Egg Harbor Joint Fire Commission Meeting: Long on closed discussion, short on open answers
Members of the Egg Harbor Joint Fire Commission – with their fire chief and attorney present – spent the majority of their Aug. 20 meeting behind closed doors. When they reemerged, they said nothing to the crowd about the reason why the crowd had assembled.
What drew people to the meeting at the Kress Pavilion were the leaves of absence requested by firefighters who were protesting decisions made by new Fire Chief Andy Staats. Staats had promoted his wife, Ashley Staats, to captain/EMS crew chief and his brother, Jason, to assistant chief.
The roughly 40 people at the meeting sat in socially distanced chairs with sanitizer available and masks required.

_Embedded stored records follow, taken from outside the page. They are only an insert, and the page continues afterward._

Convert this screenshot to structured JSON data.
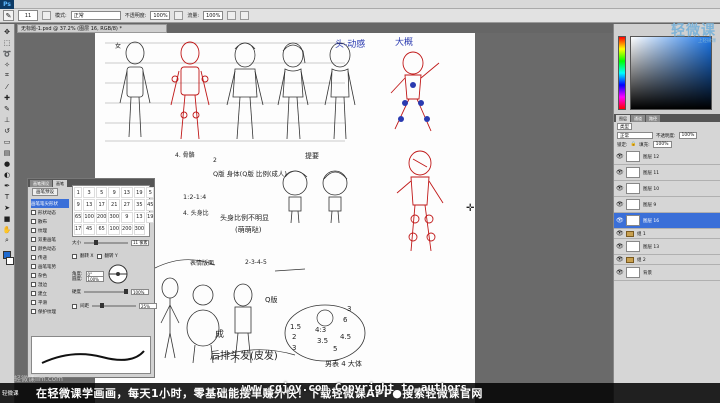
{
  "app": {
    "logo": "Ps"
  },
  "options_bar": {
    "brush_size": "11",
    "mode_label": "模式:",
    "mode_value": "正常",
    "opacity_label": "不透明度:",
    "opacity_value": "100%",
    "flow_label": "流量:",
    "flow_value": "100%"
  },
  "document_tab": "无标题-1.psd @ 37.2% (图层 16, RGB/8) *",
  "brush_panel": {
    "tabs": [
      "画笔预设",
      "画笔"
    ],
    "preset_button": "画笔预设",
    "items": [
      {
        "label": "画笔笔尖形状",
        "selected": true
      },
      {
        "label": "形状动态",
        "selected": false
      },
      {
        "label": "散布",
        "selected": false
      },
      {
        "label": "纹理",
        "selected": false
      },
      {
        "label": "双重画笔",
        "selected": false
      },
      {
        "label": "颜色动态",
        "selected": false
      },
      {
        "label": "传递",
        "selected": false
      },
      {
        "label": "画笔笔势",
        "selected": false
      },
      {
        "label": "杂色",
        "selected": false
      },
      {
        "label": "湿边",
        "selected": false
      },
      {
        "label": "建立",
        "selected": false
      },
      {
        "label": "平滑",
        "selected": false
      },
      {
        "label": "保护纹理",
        "selected": false
      }
    ],
    "size_label": "大小",
    "size_value": "11 像素",
    "flip_x": "翻转 X",
    "flip_y": "翻转 Y",
    "angle_label": "角度:",
    "angle_value": "0°",
    "roundness_label": "圆度:",
    "roundness_value": "100%",
    "hardness_label": "硬度",
    "hardness_value": "100%",
    "spacing_label": "间距",
    "spacing_value": "25%",
    "grid_sizes": [
      "1",
      "3",
      "5",
      "9",
      "13",
      "19",
      "5",
      "9",
      "13",
      "17",
      "21",
      "27",
      "35",
      "45",
      "65",
      "100",
      "200",
      "300",
      "9",
      "13",
      "19",
      "17",
      "45",
      "65",
      "100",
      "200",
      "300"
    ]
  },
  "navigator": {
    "logo_main": "轻微课",
    "logo_sub": "上轻微课"
  },
  "layers_panel": {
    "tabs": [
      "图层",
      "通道",
      "路径"
    ],
    "kind_label": "类型",
    "blend_mode": "正常",
    "opacity_label": "不透明度:",
    "opacity_value": "100%",
    "lock_label": "锁定:",
    "fill_label": "填充:",
    "fill_value": "100%",
    "layers": [
      {
        "name": "图层 12",
        "selected": false,
        "group": false
      },
      {
        "name": "图层 11",
        "selected": false,
        "group": false
      },
      {
        "name": "图层 10",
        "selected": false,
        "group": false
      },
      {
        "name": "图层 9",
        "selected": false,
        "group": false
      },
      {
        "name": "图层 16",
        "selected": true,
        "group": false
      },
      {
        "name": "组 1",
        "selected": false,
        "group": true
      },
      {
        "name": "图层 13",
        "selected": false,
        "group": false
      },
      {
        "name": "组 2",
        "selected": false,
        "group": true
      },
      {
        "name": "背景",
        "selected": false,
        "group": false
      }
    ]
  },
  "canvas_text": {
    "t1": "4. 骨骼",
    "t2": "2",
    "t3": "Q版 身体(Q版 比例(成人)",
    "t4": "1:2-1:4",
    "t5": "头身比例不明显",
    "t6": "(萌萌哒)",
    "t7": "4. 头身比",
    "t8": "提要",
    "t9": "后排头发(皮发)",
    "t10": "男表 4 大体",
    "t11": "表情版面",
    "t12": "成",
    "t13": "1.5",
    "t14": "2",
    "t15": "3",
    "t16": "4:3",
    "t17": "3.5",
    "t18": "4.5",
    "t19": "6",
    "t20": "3",
    "t21": "5",
    "t22": "Q版",
    "t23": "2-3-4-5",
    "t24": "头-动感",
    "t25": "大概",
    "t26": "女"
  },
  "subtitle": {
    "logo": "轻微课",
    "text": "在轻微课学画画，每天1小时，零基础能接单赚外快！下载轻微课APP●搜索轻微课官网",
    "watermark": "www.cgjoy.com Copyright to authors",
    "left_watermark": "轻微课lim.com"
  },
  "colors": {
    "accent": "#3a6fd8",
    "foreground_color": "#1e6ad0",
    "sketch_red": "#c01818",
    "sketch_blue": "#2a3ab0"
  }
}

They were allowed 10 minutes of community participation before the commissioners went into closed session to discuss personnel matters, as is allowed by Wisconsin’s open-meetings law.
Those who spoke objected to the terminations of Dan Kiehnau and his son, Dustin Kiehnau, both firefighters and EMS personnel; objected to Staats’ decision to promote his family members to the second- and third-highest positions within the department; asked the commission to look at adopting a policy on nepotism; and expressed concerns about public safety, given the number of active firefighters and EMS responders who have left the department.
The crowd left the room once the meeting was closed, but the commission members, fire chief and the commission’s municipal attorney, Randy Nesbitt, remained in full view, given the floor-to-ceiling windows in the second-floor room. There they remained for roughly 90 minutes while the crowd remained outside on the top pavilion. They talked in small groups, watched the sun sink into the waters of Green Bay and offered their reasons for why they were there.
No one spoke on behalf of Staats or his decisions. Some in the crowd were family members or friends of the Kiehnaus or Terry Havel, a department lieutenant who had been demoted and suspended. Others were former firefighters such as Dan Burlo Jr. and his wife, Donna, who had quit the department, along with their son, Joe; and nephew, Matthew, about five years ago over issues with both Andy and Ashley Staats.
“What’s going on right now is just the tip of the iceberg for the disarray that has been happening for a long time,” Dan Burlo said.
Others in attendance were community members who were concerned about public-safety issues in general, nepotism within the department and the elimination of the Kiehnaus, who had more than three decades of experience between them.
“It’s hard to accept they’re willing to lose all the knowledge and expertise they’ve gained,” said Dan Nieson, an Egg Harbor resident who attended with his wife, Penny.
Almost everyone who showed up wanted answers.
“Unless [the terminated firefighters are] not qualified, what’s the deal here?” asked Mary Jo Delorit. “I want a reason.”
She didn’t get that reason. Neither did anyone else. When the commissioners returned, they opened the floor for another 10 minutes of comments – when a few people again objected to what was happening within the department – quickly handled some remaining business and adjourned.
The commission is allowed to discuss personnel issues during closed sessions, but its members must make any decisions arising from those discussions in open session, if any decisions need to be made.
When asked after the meeting whether the commission would take up the same personnel issues at its next monthly meeting, Debbie Wiegand, commission president, said, “Not necessarily.” When asked what the commissioners thought about the concerns expressed by the audience, Wiegand said, “We were all here, and we all listened. I don’t have any thoughts right now for you.”
When asked following the meeting what he thought about the concerns expressed in the room, Staats said, “I understand the concerns. I’m doing everything that I’m able to do to make sure they continue to have medical and fire coverage.”
Many of the questions and concerns pertained to the department’s three highest positions being held by one family. When asked how he would handle discipline of his wife and brother, Staats said, “I hope we don’t ever have to cross that road, but at that point, because of the situation that it is, I would rely on the fire commission more heavily within the discipline area.”
Wiegand was one of the three commission members who had voted in favor of Staats’ officer selections on July 16. The other two were Bill Miller and Rick Malkemus. Clarence Scherer abstained, and Ulla Walser was absent. Bill Edwards cast the sole dissenting vote.
Edwards, when reached the day after the commission’s meeting, deferred all comments to Wiegand. But Edwards did answer why he had voted “no” regarding Staats’ officer appointments.
“It was heading in the wrong direction,” Edwards said.
Wiegand did not return repeated calls for comment.